The email subject from my daughter’s principal read Lockdown Drill PRACTICE. I saw the capitalized letters, but my heart had already dropped at the first word. Lockdown. My little kindergartener had practiced a lockdown. The tears were already forming in my eyes.
My daughter was safe. But I wasn’t there to keep her safe. My daughter has cried when our smoke alarm goes off. She has jumped when a public toilet or hand dryer is too loud. What had she done as her teachers ushered her into a bathroom and turned out the lights, telling her to stay silent? Was she trying to hold back her own tears as she followed the rules? Was she blissfully obedient, huddling with her new friends, seeing it as just another safety routine?

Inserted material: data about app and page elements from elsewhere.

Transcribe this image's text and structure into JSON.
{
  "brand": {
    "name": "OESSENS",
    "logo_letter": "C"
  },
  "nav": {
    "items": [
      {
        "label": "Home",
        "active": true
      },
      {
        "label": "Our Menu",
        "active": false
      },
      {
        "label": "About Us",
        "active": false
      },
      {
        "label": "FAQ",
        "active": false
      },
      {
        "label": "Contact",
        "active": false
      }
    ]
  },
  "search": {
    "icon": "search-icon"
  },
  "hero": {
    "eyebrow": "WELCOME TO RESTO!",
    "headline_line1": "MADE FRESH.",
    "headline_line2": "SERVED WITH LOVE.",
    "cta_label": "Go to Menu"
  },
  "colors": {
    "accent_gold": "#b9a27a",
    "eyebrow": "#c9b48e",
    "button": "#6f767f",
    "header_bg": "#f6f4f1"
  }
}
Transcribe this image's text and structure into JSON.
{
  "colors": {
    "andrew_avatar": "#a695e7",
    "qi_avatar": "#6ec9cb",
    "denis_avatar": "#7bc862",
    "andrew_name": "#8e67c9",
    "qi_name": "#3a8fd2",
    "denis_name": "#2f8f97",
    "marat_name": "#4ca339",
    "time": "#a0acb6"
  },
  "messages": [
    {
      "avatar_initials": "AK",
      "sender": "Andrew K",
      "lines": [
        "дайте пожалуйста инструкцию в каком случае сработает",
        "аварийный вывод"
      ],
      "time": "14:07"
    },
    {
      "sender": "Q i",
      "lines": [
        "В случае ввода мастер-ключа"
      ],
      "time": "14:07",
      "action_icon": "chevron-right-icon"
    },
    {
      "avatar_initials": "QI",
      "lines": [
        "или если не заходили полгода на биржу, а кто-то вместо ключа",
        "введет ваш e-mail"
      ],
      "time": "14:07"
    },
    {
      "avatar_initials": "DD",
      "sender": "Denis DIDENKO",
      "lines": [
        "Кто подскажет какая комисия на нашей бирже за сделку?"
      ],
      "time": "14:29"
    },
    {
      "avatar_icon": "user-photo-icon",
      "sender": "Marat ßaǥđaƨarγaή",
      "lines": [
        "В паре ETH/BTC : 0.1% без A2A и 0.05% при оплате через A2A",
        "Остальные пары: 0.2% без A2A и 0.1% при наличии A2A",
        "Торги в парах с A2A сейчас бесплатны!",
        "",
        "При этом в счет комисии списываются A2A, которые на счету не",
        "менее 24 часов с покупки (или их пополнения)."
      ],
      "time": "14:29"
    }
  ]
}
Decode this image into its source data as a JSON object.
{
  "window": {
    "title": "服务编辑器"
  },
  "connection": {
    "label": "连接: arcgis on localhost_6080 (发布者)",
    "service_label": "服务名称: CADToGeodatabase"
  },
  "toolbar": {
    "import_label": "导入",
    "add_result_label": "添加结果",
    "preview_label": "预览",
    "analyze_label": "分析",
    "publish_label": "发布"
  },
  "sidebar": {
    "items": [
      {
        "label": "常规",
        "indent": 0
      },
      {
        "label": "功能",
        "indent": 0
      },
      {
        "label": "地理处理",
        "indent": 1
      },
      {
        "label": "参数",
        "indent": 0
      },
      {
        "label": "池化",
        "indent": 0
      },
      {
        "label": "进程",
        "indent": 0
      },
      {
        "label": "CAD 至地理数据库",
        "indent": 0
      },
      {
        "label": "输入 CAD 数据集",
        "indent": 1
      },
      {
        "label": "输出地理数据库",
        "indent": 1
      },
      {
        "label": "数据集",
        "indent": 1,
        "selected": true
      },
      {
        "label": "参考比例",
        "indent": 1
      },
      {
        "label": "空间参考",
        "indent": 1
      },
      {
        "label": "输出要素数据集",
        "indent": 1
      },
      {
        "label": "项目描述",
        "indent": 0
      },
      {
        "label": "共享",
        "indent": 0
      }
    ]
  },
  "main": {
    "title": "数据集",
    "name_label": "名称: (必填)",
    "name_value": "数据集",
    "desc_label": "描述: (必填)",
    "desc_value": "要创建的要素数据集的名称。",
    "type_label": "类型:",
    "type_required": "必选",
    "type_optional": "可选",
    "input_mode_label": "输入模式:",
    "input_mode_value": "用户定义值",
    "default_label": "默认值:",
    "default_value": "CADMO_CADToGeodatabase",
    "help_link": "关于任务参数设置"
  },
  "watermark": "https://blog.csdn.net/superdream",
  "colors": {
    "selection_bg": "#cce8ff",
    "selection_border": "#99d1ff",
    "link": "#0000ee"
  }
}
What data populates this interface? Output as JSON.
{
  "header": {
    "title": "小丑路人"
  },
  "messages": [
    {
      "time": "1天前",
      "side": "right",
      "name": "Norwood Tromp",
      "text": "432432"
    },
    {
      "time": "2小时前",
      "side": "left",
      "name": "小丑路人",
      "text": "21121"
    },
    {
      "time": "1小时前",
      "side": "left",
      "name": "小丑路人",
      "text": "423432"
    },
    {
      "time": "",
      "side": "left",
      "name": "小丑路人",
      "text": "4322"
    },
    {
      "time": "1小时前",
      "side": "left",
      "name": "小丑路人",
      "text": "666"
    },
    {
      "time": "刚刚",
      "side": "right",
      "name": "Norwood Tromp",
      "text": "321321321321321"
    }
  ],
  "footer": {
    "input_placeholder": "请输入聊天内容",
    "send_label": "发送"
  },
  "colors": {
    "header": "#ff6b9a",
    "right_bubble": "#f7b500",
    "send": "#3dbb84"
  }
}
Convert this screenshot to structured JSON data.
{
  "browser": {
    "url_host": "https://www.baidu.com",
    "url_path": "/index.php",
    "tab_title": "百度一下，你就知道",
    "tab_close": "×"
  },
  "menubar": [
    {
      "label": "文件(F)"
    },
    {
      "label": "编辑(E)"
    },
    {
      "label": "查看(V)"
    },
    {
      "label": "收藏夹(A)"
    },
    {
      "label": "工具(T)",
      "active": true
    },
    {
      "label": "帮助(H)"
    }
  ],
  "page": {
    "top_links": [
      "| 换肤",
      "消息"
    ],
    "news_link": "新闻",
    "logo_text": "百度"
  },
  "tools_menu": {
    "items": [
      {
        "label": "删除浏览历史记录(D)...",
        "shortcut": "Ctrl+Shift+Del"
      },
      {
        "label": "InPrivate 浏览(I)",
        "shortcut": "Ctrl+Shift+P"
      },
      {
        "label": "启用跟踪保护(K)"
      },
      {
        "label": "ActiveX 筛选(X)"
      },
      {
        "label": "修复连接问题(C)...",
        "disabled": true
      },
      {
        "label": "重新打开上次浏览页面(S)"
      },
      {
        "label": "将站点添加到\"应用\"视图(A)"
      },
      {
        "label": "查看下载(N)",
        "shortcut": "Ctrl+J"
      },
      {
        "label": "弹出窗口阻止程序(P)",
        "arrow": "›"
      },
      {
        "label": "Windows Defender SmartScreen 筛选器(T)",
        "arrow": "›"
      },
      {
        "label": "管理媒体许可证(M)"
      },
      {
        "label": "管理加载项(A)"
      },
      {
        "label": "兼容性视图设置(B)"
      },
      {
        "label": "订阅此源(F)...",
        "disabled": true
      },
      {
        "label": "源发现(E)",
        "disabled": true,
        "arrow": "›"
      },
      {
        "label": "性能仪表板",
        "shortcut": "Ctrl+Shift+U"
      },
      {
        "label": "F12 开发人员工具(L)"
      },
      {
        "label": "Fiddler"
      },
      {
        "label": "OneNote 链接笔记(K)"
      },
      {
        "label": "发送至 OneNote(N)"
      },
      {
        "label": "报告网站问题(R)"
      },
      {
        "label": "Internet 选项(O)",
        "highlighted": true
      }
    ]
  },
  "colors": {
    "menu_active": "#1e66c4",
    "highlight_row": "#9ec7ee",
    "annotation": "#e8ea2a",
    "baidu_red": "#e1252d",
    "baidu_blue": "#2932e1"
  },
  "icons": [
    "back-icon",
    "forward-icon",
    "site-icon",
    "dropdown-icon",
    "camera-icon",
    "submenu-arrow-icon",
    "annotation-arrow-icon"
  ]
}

What had the teachers told her? What language had they used? Just how much did they explain about why this practice, very different from the outdoor fire drills, was even necessary?
My mind went back to Sandy Hook. My maternity leave had just ended a few days before. My daughter, then 4 months old, was safe with daycare providers. I remember crying. I remember the silence that filled the car when I picked my husband up from the train. He climbed into the back seat and just draped his body over our safe, innocently unaware daughter.
Becoming a parent changes everything. In high school, my best friend joked that I lived in Mariaville: Population 1. I was more than idealistic. I was ridiculously unrealistic. I dreamed of a world filled with peace, absent of weapons and wars. And if that couldn’t happen, I would move to the mountains to live amidst the rainbows and unicorns.
I cry because my head is no longer in the clouds. I understand why lockdown drills are necessary. We are simply protecting our children with reality. We can stagger what we reveal to our children about our unsafe world, but we must equip them with safety procedures. I cry because I trust whatever the school staff tells my daughter. I cry because I know the school will do whatever it must to keep my daughter safe.
My daughter is safe. She told me about how she held hands with a friend and a teacher, because she felt scared during the lockdown drill. And yet she recounted the details with no sadness or fear. It was another matter-of-fact story about her day. I’m sad that’s the reality, but she is safe, and that’s worth a good cry.